**Instructions for the task**
Take each line below that has "number" and copy it.

**The records**
::::

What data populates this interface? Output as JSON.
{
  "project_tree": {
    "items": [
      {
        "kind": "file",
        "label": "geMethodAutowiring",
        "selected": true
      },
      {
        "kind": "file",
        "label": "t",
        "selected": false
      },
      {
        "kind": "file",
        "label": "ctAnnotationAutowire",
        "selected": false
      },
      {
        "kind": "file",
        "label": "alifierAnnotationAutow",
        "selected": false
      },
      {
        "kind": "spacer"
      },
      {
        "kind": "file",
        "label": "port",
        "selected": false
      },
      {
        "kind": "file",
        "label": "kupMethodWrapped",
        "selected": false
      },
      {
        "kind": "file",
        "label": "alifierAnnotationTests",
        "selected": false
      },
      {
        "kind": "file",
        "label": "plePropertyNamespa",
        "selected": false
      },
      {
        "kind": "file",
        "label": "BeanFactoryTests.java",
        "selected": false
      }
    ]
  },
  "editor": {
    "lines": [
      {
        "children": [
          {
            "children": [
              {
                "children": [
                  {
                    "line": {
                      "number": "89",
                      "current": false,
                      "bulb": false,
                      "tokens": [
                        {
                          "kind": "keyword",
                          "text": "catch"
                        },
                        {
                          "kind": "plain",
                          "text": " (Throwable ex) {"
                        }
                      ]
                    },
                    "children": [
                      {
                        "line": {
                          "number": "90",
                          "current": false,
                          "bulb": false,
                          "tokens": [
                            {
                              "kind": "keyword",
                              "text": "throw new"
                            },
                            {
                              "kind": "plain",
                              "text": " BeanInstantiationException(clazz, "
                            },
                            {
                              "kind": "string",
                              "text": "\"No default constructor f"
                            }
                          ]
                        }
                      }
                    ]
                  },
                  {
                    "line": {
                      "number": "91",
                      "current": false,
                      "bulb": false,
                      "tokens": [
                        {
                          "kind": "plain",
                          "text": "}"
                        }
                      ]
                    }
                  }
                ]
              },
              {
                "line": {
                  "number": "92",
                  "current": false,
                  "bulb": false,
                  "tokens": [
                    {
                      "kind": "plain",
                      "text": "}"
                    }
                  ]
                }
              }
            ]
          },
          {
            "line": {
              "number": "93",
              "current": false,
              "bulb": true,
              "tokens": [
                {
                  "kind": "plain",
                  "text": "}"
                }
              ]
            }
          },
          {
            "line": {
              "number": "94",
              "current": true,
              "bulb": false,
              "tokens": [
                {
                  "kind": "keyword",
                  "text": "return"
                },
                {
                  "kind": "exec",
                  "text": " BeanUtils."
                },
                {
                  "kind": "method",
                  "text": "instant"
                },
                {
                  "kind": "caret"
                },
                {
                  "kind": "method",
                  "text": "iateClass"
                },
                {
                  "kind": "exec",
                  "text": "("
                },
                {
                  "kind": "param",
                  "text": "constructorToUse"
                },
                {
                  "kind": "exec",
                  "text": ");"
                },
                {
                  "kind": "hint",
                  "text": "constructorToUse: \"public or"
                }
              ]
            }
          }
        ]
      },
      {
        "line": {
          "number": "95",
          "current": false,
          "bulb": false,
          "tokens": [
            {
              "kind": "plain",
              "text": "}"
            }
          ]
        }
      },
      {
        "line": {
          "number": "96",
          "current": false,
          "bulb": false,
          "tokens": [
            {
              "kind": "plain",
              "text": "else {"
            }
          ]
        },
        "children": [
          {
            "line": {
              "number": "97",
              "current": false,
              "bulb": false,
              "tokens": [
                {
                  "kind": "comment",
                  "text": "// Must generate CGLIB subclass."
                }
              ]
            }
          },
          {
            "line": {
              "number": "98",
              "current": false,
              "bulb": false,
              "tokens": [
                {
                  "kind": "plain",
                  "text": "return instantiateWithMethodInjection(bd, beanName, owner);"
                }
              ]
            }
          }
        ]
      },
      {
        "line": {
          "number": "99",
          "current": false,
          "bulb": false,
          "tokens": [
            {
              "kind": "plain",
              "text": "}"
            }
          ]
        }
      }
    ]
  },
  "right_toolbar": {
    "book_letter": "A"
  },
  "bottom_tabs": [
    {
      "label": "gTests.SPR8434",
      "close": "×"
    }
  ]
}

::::

**Task result**
                      "number": "89",
                          "number": "90",
                      "number": "91",
                  "number": "92",
              "number": "93",
              "number": "94",
          "number": "95",
          "number": "96",
              "number": "97",
              "number": "98",
          "number": "99",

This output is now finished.